• Assigned task:
Show every line of the data below that includes the word "indeterminate".

Collection entries
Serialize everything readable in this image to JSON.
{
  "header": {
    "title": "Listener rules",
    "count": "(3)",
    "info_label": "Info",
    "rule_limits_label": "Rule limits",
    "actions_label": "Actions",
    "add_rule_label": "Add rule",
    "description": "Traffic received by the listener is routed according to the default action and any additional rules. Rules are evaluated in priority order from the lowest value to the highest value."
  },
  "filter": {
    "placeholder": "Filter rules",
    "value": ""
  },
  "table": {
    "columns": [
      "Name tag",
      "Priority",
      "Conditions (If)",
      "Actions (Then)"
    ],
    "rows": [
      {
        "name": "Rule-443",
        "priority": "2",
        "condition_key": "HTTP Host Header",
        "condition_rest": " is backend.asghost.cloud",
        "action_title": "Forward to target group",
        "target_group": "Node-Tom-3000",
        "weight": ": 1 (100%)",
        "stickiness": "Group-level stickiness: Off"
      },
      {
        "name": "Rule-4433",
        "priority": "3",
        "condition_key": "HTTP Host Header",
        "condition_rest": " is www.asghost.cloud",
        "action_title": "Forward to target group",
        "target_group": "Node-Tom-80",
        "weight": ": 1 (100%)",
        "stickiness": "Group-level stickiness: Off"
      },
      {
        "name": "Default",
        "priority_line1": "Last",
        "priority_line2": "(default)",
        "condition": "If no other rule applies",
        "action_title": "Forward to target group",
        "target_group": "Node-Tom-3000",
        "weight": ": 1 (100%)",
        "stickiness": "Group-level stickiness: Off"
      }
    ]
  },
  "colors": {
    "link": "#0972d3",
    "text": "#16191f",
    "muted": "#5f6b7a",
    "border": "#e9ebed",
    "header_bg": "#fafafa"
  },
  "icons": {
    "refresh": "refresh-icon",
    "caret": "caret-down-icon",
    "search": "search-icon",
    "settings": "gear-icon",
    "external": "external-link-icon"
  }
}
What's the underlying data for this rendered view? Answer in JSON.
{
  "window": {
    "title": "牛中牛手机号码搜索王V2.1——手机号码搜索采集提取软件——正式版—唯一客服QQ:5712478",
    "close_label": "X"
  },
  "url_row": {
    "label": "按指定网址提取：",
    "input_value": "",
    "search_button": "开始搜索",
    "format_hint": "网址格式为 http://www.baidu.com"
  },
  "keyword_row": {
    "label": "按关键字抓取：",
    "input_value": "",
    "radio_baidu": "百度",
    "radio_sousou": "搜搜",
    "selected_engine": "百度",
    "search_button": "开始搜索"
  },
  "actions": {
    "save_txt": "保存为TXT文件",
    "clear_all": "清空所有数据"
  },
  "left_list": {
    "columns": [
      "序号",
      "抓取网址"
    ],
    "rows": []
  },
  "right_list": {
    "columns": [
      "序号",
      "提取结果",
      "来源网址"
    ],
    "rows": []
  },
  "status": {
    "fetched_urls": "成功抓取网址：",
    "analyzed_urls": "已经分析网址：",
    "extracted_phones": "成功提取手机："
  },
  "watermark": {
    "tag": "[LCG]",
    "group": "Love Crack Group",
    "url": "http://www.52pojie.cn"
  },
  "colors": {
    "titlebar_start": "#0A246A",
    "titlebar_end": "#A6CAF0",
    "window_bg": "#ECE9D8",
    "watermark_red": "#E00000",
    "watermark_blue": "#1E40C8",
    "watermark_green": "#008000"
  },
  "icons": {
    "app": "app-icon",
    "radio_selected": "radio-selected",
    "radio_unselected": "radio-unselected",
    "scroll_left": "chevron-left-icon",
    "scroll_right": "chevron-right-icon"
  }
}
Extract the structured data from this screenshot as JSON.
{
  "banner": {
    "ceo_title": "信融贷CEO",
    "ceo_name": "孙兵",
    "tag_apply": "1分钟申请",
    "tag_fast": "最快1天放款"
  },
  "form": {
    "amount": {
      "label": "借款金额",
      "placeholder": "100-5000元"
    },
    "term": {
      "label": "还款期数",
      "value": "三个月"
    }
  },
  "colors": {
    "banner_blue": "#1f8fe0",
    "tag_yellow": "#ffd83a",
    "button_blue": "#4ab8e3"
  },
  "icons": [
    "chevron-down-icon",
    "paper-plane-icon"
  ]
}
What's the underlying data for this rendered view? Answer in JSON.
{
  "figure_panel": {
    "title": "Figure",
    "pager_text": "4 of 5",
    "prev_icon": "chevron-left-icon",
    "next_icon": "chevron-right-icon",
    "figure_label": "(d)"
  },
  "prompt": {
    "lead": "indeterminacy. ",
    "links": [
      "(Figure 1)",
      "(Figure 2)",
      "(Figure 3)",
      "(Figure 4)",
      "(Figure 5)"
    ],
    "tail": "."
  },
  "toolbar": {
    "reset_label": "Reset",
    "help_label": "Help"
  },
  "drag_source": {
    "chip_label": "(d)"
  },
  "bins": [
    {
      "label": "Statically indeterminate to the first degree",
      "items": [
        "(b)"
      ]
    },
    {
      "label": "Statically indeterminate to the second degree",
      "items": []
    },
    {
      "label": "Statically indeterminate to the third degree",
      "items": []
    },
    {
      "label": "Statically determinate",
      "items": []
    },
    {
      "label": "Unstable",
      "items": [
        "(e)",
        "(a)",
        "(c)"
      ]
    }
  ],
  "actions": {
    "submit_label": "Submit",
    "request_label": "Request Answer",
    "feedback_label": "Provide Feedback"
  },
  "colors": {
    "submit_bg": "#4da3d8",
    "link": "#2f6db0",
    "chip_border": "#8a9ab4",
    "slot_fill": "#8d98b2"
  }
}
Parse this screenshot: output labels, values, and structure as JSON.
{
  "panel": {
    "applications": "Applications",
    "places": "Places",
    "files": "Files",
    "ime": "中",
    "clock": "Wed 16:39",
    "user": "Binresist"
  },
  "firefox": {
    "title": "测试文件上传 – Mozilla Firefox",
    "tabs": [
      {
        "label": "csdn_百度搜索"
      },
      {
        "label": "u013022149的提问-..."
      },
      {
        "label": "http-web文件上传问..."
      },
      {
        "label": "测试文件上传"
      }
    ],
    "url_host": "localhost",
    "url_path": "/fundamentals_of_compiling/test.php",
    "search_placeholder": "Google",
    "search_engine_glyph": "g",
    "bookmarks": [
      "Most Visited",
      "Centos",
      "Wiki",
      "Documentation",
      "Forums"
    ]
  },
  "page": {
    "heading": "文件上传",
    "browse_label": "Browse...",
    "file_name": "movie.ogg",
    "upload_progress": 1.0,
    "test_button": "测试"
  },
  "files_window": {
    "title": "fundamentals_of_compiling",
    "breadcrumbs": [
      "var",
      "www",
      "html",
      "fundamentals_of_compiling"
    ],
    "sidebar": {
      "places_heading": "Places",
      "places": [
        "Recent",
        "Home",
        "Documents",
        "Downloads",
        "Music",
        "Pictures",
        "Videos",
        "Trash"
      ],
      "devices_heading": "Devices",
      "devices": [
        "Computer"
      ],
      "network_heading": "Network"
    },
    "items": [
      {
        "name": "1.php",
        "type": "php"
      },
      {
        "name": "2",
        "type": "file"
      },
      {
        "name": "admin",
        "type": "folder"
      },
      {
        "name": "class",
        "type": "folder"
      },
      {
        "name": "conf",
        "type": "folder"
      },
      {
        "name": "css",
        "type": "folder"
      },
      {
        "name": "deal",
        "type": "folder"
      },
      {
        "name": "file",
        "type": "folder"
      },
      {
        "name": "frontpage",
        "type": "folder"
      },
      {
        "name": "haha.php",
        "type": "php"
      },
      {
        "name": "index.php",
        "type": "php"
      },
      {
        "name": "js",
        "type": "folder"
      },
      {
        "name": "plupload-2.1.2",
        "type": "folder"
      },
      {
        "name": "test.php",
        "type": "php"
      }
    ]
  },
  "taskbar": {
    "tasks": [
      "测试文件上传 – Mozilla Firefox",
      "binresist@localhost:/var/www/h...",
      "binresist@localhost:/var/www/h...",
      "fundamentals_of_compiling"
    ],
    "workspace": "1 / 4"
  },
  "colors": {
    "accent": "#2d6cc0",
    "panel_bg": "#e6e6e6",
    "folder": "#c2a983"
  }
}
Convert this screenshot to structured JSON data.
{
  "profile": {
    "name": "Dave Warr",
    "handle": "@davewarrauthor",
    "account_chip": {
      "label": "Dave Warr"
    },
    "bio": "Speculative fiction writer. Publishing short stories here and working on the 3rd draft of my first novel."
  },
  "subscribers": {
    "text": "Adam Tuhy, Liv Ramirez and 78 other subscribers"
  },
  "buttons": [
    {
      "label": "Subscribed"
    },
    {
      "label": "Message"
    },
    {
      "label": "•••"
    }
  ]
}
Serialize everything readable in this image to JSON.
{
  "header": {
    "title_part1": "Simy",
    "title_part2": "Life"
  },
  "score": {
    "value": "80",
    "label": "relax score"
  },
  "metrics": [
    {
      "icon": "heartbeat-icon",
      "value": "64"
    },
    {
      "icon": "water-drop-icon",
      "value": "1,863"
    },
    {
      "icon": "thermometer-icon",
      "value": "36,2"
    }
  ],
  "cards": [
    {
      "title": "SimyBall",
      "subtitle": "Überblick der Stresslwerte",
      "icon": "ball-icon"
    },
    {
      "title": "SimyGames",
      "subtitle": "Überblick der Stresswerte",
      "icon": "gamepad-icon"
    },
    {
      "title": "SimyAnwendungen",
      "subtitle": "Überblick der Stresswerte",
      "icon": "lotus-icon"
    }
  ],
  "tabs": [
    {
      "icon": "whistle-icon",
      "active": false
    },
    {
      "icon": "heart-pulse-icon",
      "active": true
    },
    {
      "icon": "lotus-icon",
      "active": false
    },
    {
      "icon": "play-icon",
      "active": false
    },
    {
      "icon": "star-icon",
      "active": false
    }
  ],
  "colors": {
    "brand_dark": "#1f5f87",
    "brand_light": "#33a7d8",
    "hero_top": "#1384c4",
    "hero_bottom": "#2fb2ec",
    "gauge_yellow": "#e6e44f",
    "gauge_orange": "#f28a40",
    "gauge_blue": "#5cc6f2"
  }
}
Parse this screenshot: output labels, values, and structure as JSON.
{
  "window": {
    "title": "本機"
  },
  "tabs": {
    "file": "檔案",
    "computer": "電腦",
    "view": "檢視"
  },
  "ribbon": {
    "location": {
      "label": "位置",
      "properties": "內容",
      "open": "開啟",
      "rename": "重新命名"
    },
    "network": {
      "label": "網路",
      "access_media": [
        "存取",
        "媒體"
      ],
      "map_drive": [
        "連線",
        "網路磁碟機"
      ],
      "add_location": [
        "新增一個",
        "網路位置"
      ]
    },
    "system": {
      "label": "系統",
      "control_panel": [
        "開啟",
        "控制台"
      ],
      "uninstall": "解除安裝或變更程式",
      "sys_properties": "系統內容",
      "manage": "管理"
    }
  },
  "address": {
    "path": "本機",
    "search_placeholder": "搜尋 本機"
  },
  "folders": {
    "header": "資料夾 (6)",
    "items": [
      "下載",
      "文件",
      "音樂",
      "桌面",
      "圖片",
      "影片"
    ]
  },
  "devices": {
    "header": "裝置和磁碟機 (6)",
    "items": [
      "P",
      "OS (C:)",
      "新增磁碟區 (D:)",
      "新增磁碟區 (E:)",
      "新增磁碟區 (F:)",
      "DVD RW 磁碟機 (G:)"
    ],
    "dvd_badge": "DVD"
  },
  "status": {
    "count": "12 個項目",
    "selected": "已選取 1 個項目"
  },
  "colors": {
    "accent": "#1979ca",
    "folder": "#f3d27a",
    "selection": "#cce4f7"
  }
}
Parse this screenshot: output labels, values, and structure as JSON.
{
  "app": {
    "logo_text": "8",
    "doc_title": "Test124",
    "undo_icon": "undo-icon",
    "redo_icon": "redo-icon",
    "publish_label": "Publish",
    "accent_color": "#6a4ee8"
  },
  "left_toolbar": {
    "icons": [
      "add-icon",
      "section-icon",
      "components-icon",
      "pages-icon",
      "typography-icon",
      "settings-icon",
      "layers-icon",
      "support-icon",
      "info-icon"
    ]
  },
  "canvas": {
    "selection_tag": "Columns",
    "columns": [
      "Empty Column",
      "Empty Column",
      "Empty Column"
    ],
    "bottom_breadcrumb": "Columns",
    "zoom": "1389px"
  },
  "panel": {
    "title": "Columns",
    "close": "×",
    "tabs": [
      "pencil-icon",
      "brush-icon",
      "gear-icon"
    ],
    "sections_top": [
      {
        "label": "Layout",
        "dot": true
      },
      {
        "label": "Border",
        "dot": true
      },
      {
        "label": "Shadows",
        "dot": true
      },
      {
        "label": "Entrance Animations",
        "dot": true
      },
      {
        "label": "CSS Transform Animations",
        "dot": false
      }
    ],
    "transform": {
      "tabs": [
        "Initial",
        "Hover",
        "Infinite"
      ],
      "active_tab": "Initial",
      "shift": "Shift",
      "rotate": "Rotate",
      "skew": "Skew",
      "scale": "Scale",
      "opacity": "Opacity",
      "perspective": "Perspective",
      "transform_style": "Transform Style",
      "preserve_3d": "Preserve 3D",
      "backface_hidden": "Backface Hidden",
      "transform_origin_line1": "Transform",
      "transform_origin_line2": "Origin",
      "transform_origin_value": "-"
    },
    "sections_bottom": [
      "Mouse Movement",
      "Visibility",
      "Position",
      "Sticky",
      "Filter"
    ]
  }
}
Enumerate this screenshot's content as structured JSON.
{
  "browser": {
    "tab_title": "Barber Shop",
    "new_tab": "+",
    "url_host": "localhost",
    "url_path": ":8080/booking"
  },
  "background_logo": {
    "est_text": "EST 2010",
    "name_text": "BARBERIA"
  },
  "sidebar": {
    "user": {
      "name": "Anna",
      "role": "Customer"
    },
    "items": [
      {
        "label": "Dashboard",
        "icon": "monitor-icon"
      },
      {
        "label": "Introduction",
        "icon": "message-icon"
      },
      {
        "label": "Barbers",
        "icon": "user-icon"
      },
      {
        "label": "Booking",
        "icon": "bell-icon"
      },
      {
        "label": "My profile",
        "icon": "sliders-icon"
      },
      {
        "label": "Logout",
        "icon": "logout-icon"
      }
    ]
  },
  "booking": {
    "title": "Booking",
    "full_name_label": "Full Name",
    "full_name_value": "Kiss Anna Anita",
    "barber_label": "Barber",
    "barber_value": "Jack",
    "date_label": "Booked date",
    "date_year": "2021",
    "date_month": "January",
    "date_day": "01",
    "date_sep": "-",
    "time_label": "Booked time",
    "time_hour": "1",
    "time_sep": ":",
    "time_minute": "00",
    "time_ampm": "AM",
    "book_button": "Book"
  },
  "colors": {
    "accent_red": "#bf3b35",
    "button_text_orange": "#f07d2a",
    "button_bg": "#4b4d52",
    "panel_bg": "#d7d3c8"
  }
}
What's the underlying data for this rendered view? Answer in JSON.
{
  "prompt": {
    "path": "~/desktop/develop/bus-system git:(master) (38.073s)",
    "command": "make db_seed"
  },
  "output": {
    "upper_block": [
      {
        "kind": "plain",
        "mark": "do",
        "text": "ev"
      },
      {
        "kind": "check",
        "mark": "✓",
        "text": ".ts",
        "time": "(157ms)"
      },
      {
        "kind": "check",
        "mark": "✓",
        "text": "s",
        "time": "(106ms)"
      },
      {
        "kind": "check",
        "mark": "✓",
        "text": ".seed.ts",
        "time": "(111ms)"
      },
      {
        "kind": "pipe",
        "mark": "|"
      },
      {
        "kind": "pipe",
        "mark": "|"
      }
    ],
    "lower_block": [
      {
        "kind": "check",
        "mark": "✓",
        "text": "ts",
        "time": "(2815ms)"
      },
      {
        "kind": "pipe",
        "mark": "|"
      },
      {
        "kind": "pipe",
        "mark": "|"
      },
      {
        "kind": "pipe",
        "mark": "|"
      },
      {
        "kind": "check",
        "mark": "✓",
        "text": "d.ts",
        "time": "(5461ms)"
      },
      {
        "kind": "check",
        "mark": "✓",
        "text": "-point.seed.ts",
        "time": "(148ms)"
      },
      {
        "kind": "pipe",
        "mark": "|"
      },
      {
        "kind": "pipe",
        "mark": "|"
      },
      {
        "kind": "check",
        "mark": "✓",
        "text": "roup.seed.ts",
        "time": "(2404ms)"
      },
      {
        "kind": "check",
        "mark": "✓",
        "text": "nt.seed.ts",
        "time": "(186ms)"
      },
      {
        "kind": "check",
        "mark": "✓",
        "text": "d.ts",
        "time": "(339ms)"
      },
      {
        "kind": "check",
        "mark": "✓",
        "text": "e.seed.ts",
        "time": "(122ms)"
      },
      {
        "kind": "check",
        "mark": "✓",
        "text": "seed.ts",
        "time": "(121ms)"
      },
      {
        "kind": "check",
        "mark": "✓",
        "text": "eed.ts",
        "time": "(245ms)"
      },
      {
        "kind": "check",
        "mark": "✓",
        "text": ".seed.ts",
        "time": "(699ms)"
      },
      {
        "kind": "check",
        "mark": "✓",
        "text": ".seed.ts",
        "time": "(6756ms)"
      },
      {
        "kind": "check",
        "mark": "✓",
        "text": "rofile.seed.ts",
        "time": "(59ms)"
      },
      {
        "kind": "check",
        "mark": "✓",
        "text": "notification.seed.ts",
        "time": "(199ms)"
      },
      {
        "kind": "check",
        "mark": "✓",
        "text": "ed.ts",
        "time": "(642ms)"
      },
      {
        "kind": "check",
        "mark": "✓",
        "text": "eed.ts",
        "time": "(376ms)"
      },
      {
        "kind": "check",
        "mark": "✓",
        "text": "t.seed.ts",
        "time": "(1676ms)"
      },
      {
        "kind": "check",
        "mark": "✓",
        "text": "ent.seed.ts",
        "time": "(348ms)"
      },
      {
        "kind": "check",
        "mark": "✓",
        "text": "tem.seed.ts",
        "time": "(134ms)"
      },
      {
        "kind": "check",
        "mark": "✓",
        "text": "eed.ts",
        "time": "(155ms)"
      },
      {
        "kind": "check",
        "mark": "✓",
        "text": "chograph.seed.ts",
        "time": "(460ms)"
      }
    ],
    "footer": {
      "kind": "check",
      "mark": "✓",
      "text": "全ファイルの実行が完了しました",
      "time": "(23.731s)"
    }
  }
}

• Task solution:
      "label": "Statically indeterminate to the first degree",
      "label": "Statically indeterminate to the second degree",
      "label": "Statically indeterminate to the third degree",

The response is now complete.